Serra de Tramuntana, the other Majorca
Preserved by a steep relief, this region of the northwest coast of Mallorca has kept a delicious authenticity. A balcony on the Mediterranean, lined with olive trees, orange trees, turquoise coves and picturesque villages.
“Everything that the poet and the painter can dream, nature has created in this place”, wrote George Sand. The story is famous. Winter of 1838-1839. The writer and his lover Frederic Chopin visit Majorca. The couple settled for a few months in the heart of the Serra de Tramuntana mountain range, in the Carthusian monastery of Valldemossa. In this place, Sand recorded the memories that she would publish in Un hiver à Majorque (A Winter in Majorca), a travelogue that Mallorcans have forgotten the long diatribes against their ancestors, in favor of lyrical flights of fancy about the magic of the landscape. Still miraculously intact today. Bartomeu Deyà, the representative of the Consorcio Serra de Tramuntana, is grateful to her: “George Sand, we adore her, she is the best ambassador of Mallorca of all time, she is the one who made discover our island to the travelers and she is the one who sings best the natural beauties of the north coast; this other Mallorca. Another Mallorca”, spared from the excessive construction and the hated mass hotel business.
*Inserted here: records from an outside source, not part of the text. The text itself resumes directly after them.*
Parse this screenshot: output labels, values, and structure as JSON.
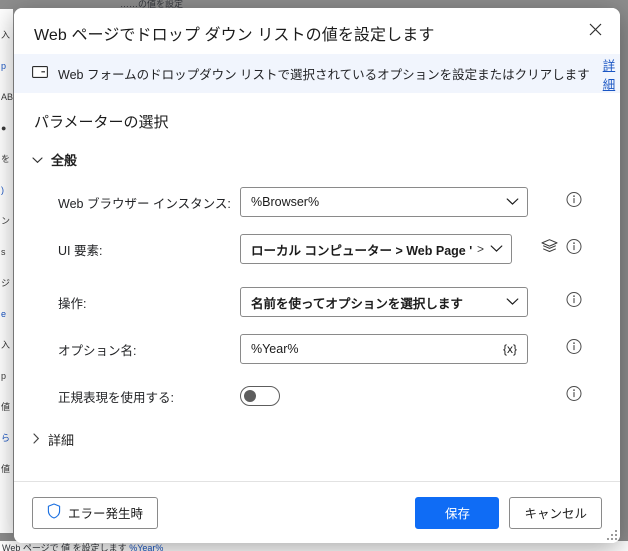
{
  "window": {
    "title": "Web ページでドロップ ダウン リストの値を設定します",
    "close_label": "×"
  },
  "banner": {
    "icon": "dropdown-list-icon",
    "text": "Web フォームのドロップダウン リストで選択されているオプションを設定またはクリアします",
    "link_label": "詳細"
  },
  "body": {
    "section_title": "パラメーターの選択",
    "groups": [
      {
        "label": "全般",
        "expanded": true,
        "chevron": "chevron-down-icon"
      },
      {
        "label": "詳細",
        "expanded": false,
        "chevron": "chevron-right-icon"
      }
    ],
    "fields": [
      {
        "label": "Web ブラウザー インスタンス:",
        "control": "dropdown",
        "value": "%Browser%",
        "bold": false,
        "suffix": "",
        "has_layers_icon": false,
        "has_info_icon": true
      },
      {
        "label": "UI 要素:",
        "control": "dropdown",
        "value": "ローカル コンピューター > Web Page 'h ... egist.html'",
        "bold": true,
        "suffix": ">",
        "has_layers_icon": true,
        "has_info_icon": true
      },
      {
        "label": "操作:",
        "control": "dropdown",
        "value": "名前を使ってオプションを選択します",
        "bold": true,
        "suffix": "",
        "has_layers_icon": false,
        "has_info_icon": true
      },
      {
        "label": "オプション名:",
        "control": "textfield",
        "value": "%Year%",
        "placeholder": "",
        "bold": false,
        "variable_button": "{x}",
        "has_layers_icon": false,
        "has_info_icon": true
      },
      {
        "label": "正規表現を使用する:",
        "control": "toggle",
        "value": "off",
        "has_layers_icon": false,
        "has_info_icon": true
      }
    ]
  },
  "footer": {
    "error_button_label": "エラー発生時",
    "error_button_icon": "shield-icon",
    "save_label": "保存",
    "cancel_label": "キャンセル"
  },
  "background": {
    "top_text": "……の値を設定",
    "bottom_text_plain": "Web ページで 値 を設定します",
    "bottom_text_link": "%Year%",
    "left_lines": [
      "入",
      "p",
      "AB",
      "●",
      "を",
      ")",
      "ン",
      "s",
      "ジ",
      "e",
      "入",
      "p",
      "値",
      "ら",
      "値"
    ]
  },
  "colors": {
    "accent": "#0f6cf5",
    "link": "#1a56c4",
    "banner_bg": "#f1f5fd",
    "border": "#8a8a8a",
    "desktop_bg": "#8d8d8d"
  }
}
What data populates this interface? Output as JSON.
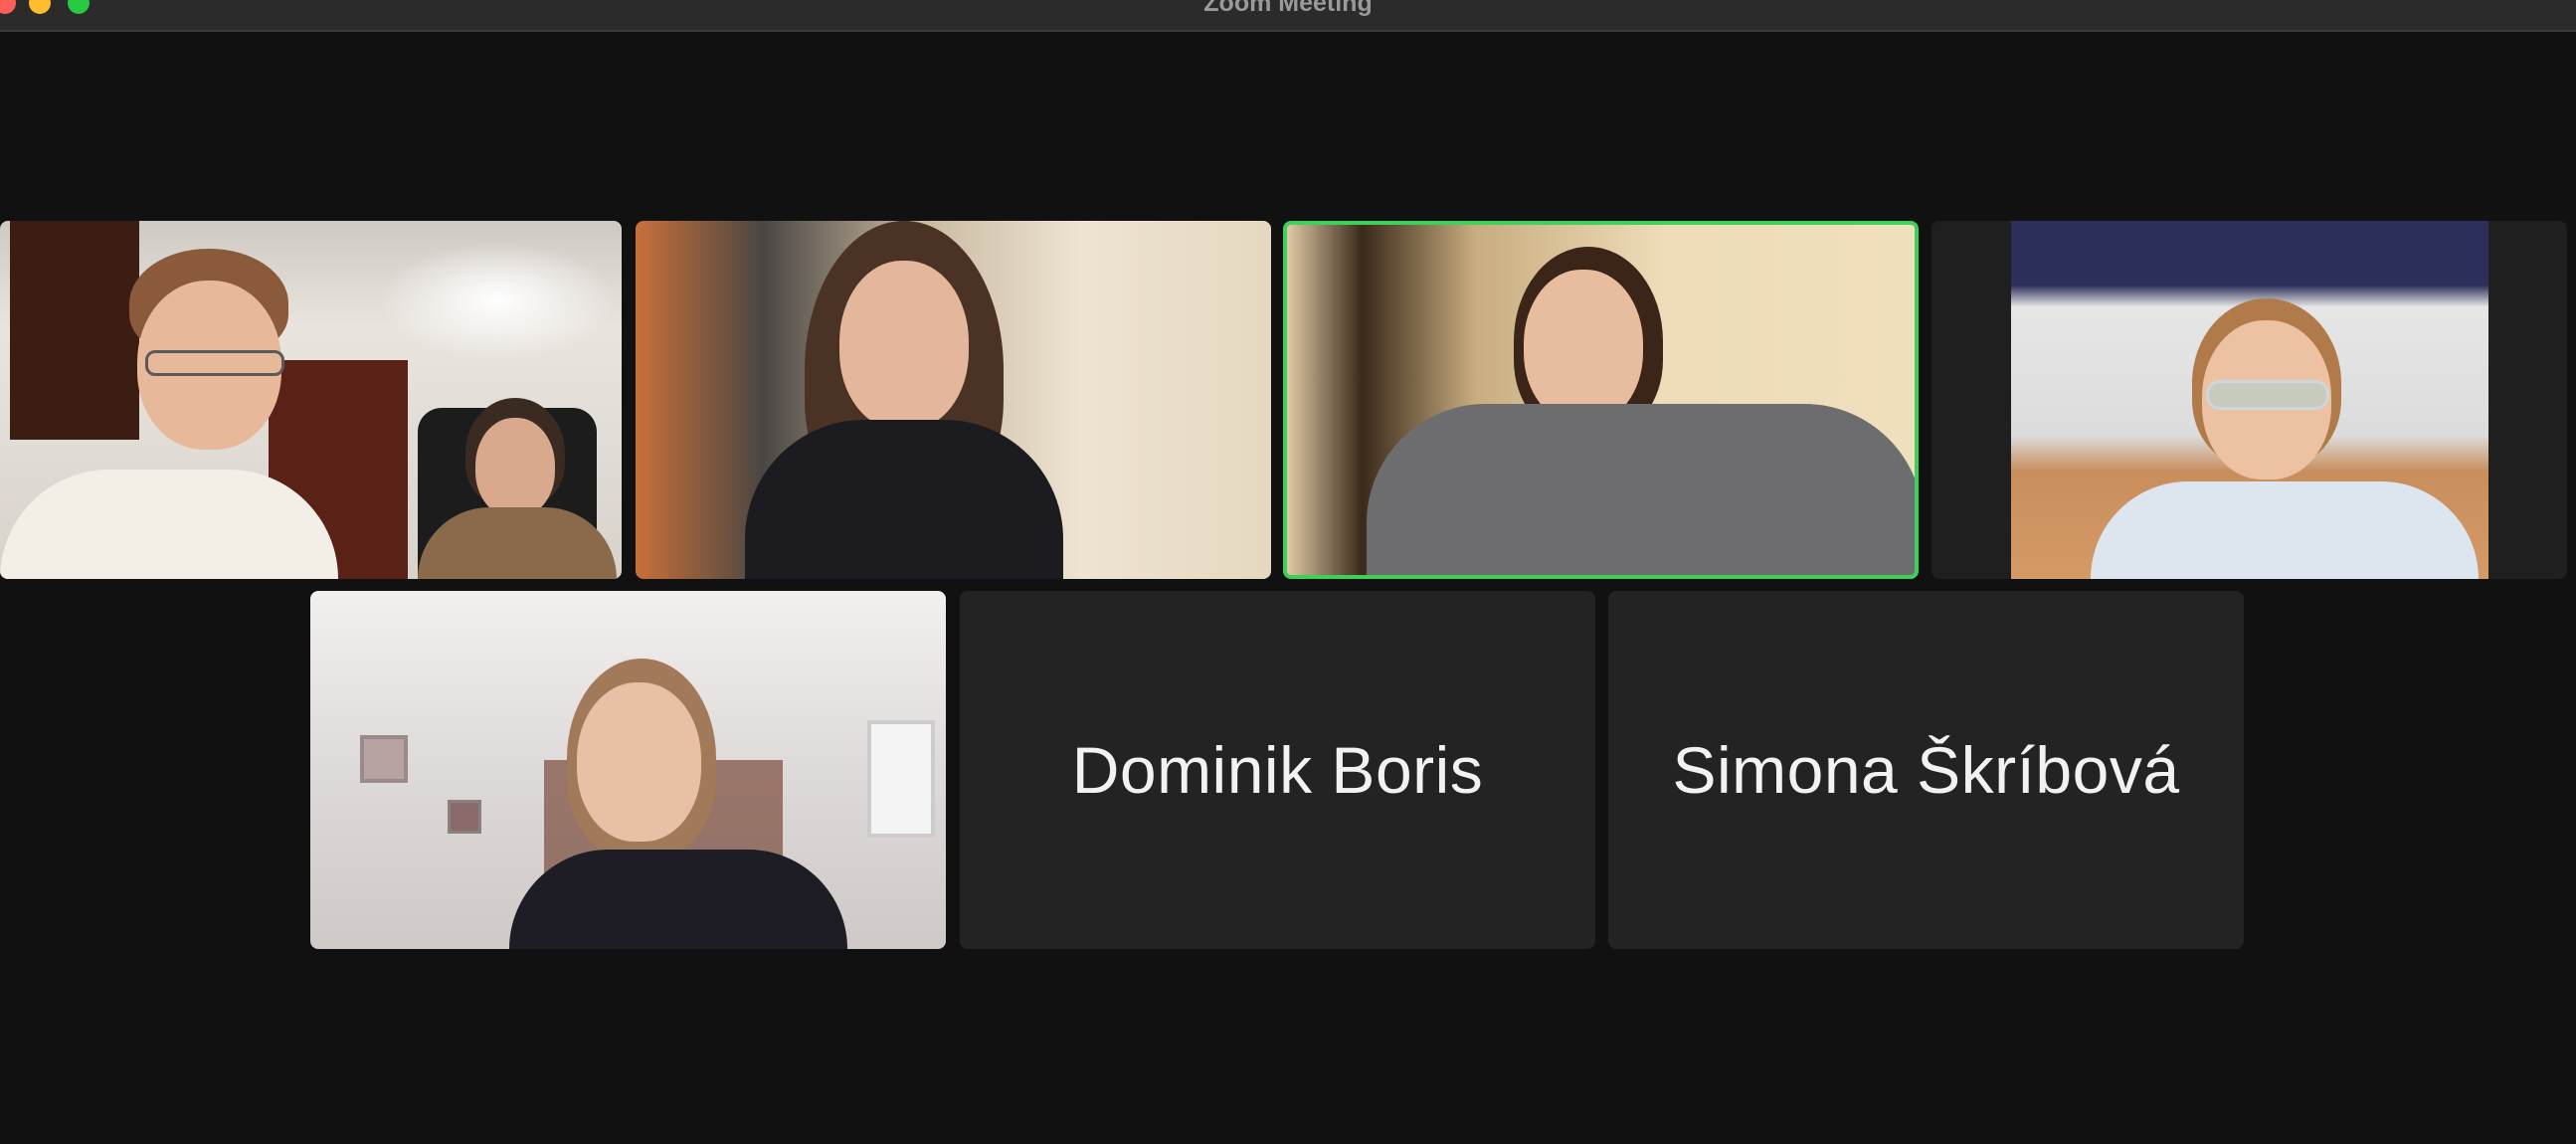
{
  "window": {
    "title": "Zoom Meeting"
  },
  "participants": [
    {
      "id": "tile-1",
      "video": true,
      "speaking": false,
      "name": ""
    },
    {
      "id": "tile-2",
      "video": true,
      "speaking": false,
      "name": ""
    },
    {
      "id": "tile-3",
      "video": true,
      "speaking": true,
      "name": ""
    },
    {
      "id": "tile-4",
      "video": true,
      "speaking": false,
      "name": ""
    },
    {
      "id": "tile-5",
      "video": true,
      "speaking": false,
      "name": ""
    },
    {
      "id": "tile-6",
      "video": false,
      "speaking": false,
      "name": "Dominik Boris"
    },
    {
      "id": "tile-7",
      "video": false,
      "speaking": false,
      "name": "Simona Škríbová"
    }
  ],
  "colors": {
    "background": "#111111",
    "titlebar": "#2b2b2b",
    "tile_placeholder": "#232323",
    "active_speaker_border": "#3fd05a",
    "traffic_close": "#fe5f57",
    "traffic_minimize": "#febc2e",
    "traffic_maximize": "#28c840"
  }
}
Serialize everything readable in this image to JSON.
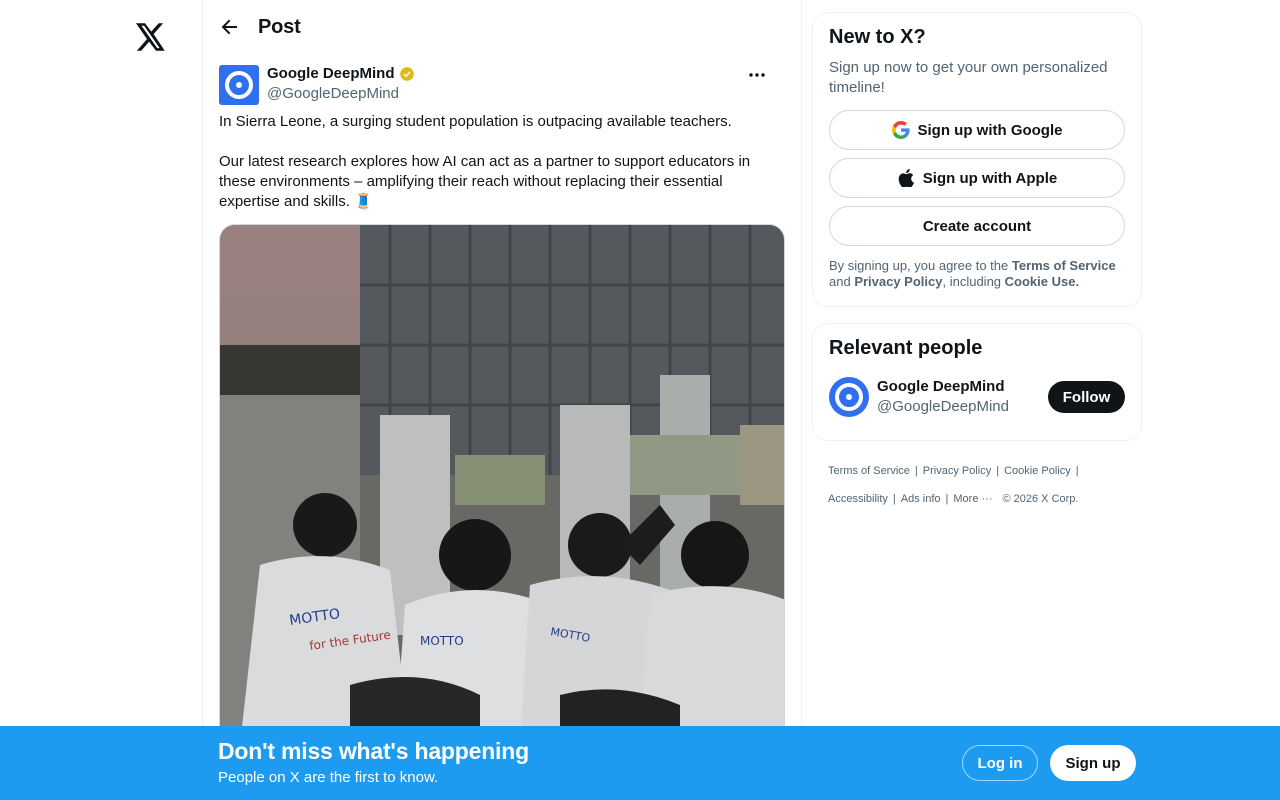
{
  "header": {
    "title": "Post"
  },
  "post": {
    "author_name": "Google DeepMind",
    "author_handle": "@GoogleDeepMind",
    "text_p1": "In Sierra Leone, a surging student population is outpacing available teachers.",
    "text_p2": "Our latest research explores how AI can act as a partner to support educators in these environments –  amplifying their reach without replacing their essential expertise and skills. 🧵",
    "icons": {
      "more": "more-icon",
      "verified": "verified-badge-icon",
      "back": "back-arrow-icon"
    }
  },
  "signup_card": {
    "title": "New to X?",
    "subtitle": "Sign up now to get your own personalized timeline!",
    "google_label": "Sign up with Google",
    "apple_label": "Sign up with Apple",
    "create_label": "Create account",
    "legal_prefix": "By signing up, you agree to the ",
    "terms": "Terms of Service",
    "and": " and ",
    "privacy": "Privacy Policy",
    "including": ", including ",
    "cookie": "Cookie Use."
  },
  "relevant": {
    "title": "Relevant people",
    "person_name": "Google DeepMind",
    "person_handle": "@GoogleDeepMind",
    "follow_label": "Follow"
  },
  "footer": {
    "terms": "Terms of Service",
    "privacy": "Privacy Policy",
    "cookie": "Cookie Policy",
    "accessibility": "Accessibility",
    "ads": "Ads info",
    "more": "More ···",
    "copyright": "© 2026 X Corp."
  },
  "banner": {
    "title": "Don't miss what's happening",
    "subtitle": "People on X are the first to know.",
    "login": "Log in",
    "signup": "Sign up"
  },
  "colors": {
    "brand_blue": "#1d9bf0",
    "deepmind_blue": "#2f6ff0",
    "text": "#0f1419",
    "muted": "#536471"
  }
}
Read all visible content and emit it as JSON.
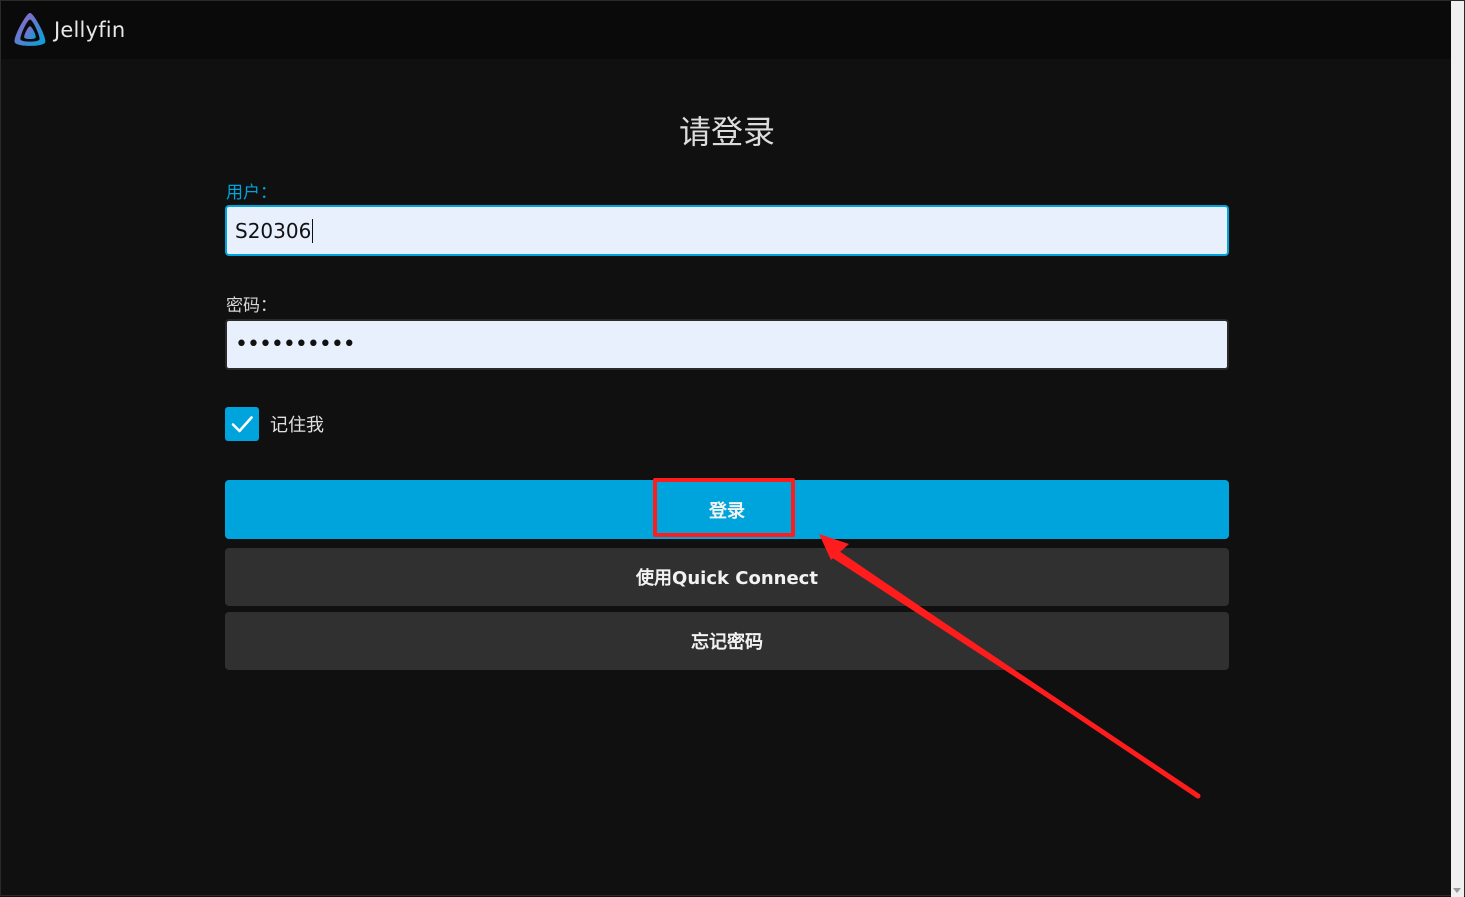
{
  "app": {
    "name": "Jellyfin",
    "logo_icon": "jellyfin-logo-icon"
  },
  "login": {
    "title": "请登录",
    "username_label": "用户：",
    "username_value": "S20306",
    "password_label": "密码：",
    "password_value": "••••••••••",
    "remember_label": "记住我",
    "remember_checked": true,
    "login_button": "登录",
    "quick_connect_button": "使用Quick Connect",
    "forgot_password_button": "忘记密码"
  },
  "colors": {
    "accent": "#00a4dc",
    "background": "#101010",
    "header": "#0a0a0a",
    "secondary_button": "#303030",
    "annotation": "#ff1c1c"
  }
}
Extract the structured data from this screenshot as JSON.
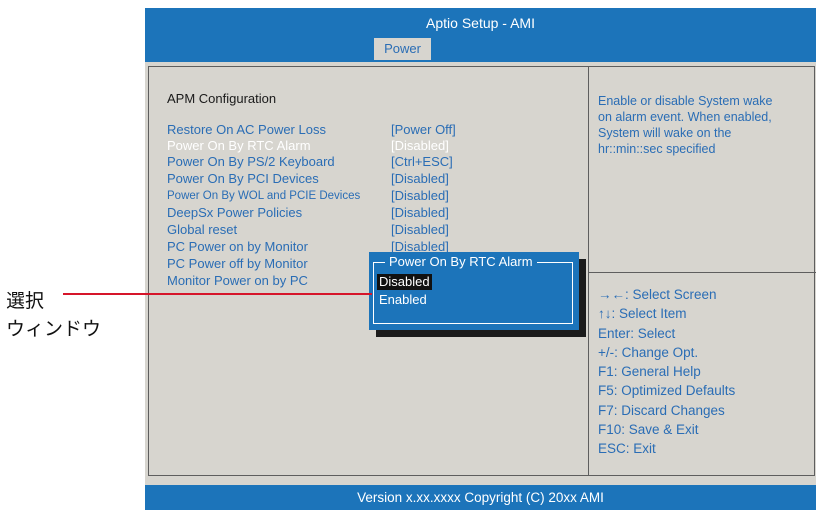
{
  "header": {
    "title": "Aptio Setup - AMI",
    "active_tab": "Power"
  },
  "section_title": "APM  Configuration",
  "settings": [
    {
      "label": "Restore On AC Power Loss",
      "value": "[Power Off]",
      "highlighted": false
    },
    {
      "label": "Power On By RTC Alarm",
      "value": "[Disabled]",
      "highlighted": true
    },
    {
      "label": "Power On By PS/2 Keyboard",
      "value": "[Ctrl+ESC]",
      "highlighted": false
    },
    {
      "label": "Power On By PCI Devices",
      "value": "[Disabled]",
      "highlighted": false
    },
    {
      "label": "Power On By WOL and PCIE Devices",
      "value": "[Disabled]",
      "highlighted": false
    },
    {
      "label": "DeepSx Power Policies",
      "value": "[Disabled]",
      "highlighted": false
    },
    {
      "label": "Global reset",
      "value": "[Disabled]",
      "highlighted": false
    },
    {
      "label": "PC Power on by Monitor",
      "value": "[Disabled]",
      "highlighted": false
    },
    {
      "label": "PC Power off by Monitor",
      "value": "",
      "highlighted": false
    },
    {
      "label": "Monitor Power on by PC",
      "value": "",
      "highlighted": false
    }
  ],
  "help_lines": [
    "Enable or disable System wake",
    "on alarm event. When enabled,",
    "System will wake on the",
    "hr::min::sec specified"
  ],
  "key_help": [
    "→←: Select Screen",
    "↑↓: Select Item",
    "Enter: Select",
    "+/-: Change Opt.",
    "F1: General Help",
    "F5: Optimized Defaults",
    "F7: Discard Changes",
    "F10: Save & Exit",
    "ESC: Exit"
  ],
  "popup": {
    "title": "Power On By RTC Alarm",
    "options": [
      "Disabled",
      "Enabled"
    ],
    "selected": "Disabled"
  },
  "footer": "Version x.xx.xxxx Copyright (C) 20xx AMI",
  "callout": {
    "line1": "選択",
    "line2": "ウィンドウ"
  },
  "colors": {
    "accent": "#1c74ba",
    "text_blue": "#2a6db5",
    "panel_bg": "#d7d5cf",
    "callout_line": "#d6152a"
  }
}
From Palma airport to the village of Valldemossa, it takes only about 20 minutes by car. The buildings fade into the agricultural plain. Then appear fertile valleys, delicate as watercolors. The hillsides, scarified by sinuous horizontal lines drawn by dry stone terraces, reveal a patchwork of lush orchards. When Unesco classified the Serra de Tramuntana as a World Heritage Site in 2011, the impressive work of man in taming nature was chosen as a criterion of exception. And transform it into a huge garden, testimony of secular exchanges between Muslim and Christian cultures in the Mediterranean basin. When the Moors conquered Mallorca in the tenth century, they created an articulated irrigation and water supply network, as well as stone walls to counteract the steep morphology of the terrain. They made of this rough land a vegetable garden-orchard, very beneficial for the islanders.
Then, in the 13th century, the Christian conquerors, new masters of Majorca, introduced a system of territorial control. The picture of the Serra de Tramuntana is sketched: churches and monasteries, lighthouses and watchtowers, fountains, ponds, olive groves, orange groves, lemon groves, vineyards … exploited by large farms of feudal origin, the posesiones, of which there are still many remains scattered in the Serra. Around, an immense forest of oaks, pines, cypresses… And in the middle, lakes and icy torrents. A paradise for hikers.
Along the backbone of the Serra, following the MA10 road, a string of wild capes and picturesque villages stretches. Valldemossa, famous for the stay of its illustrious guests in the Reial Cartoixa, this disused Carthusian monastery, former residence of King Sancho, built for his son by Jaume II in the 14th century. At its feet, a maze of cobbled streets, stone houses with flowered balconies, an interlacing of gardens. Wild or cultivated. Sometimes invaded by a herd of goats or sheep. And everywhere, as soon as the breeze rises, the enchanting scent of orange trees in bloom. A few kilometers below the village, a tiny turquoise cove surrounded by jagged cliffs. The same scenery, the same bucolic scenes, in Bañyalbulfar, the medieval village draped in vineyards, or in Deià, the city of artists. Refuge of predilection of the writers and the stars of cinema. If Michael Douglas settled in Valldemossa – he even opened a cultural center there, which is now run by the Council of Mallorca – previous generations – from Picasso to Anaïs Nin to Ava Gardner – put down their trunks in Deià. An exquisite postcard setting, where we meet many more visitors than locals. Except maybe around the church, where some matrons, sitting in front of their door, sell directly their homemade jams of oranges and lemons.
To experience the quintessence of Tramuntanese life, the best place to stay is in Constitution Square in Sóller. Between the Sant Bartomeu church and the Art Nouveau building of the Central Bank, whose facades were designed by Joan Rubió, a disciple of Gaudí. Under the shaded terraces, the old people are re-enacting the world while waiting for the young people to come back from the beach in a vintage tramway – a museum piece, which will celebrate its centenary in October. When asked about what has changed in the last twenty years, Bartomeu answers: “Nothing! That’s why we fought to have the region classified by Unesco. So that nothing changes! This feeling of permanence, of timelessness, even of eternity is felt better than anywhere else in the delicious gardens of Alfabia where, in a lush plant decor, the melody of the fountains mingles with that of the birds. We can understand Gertrude Stein’s words to the poet Robert Graves when he announced that he was going into exile in the Serra de Tramuntana. “If you are able to handle such an intensity of heaven”…■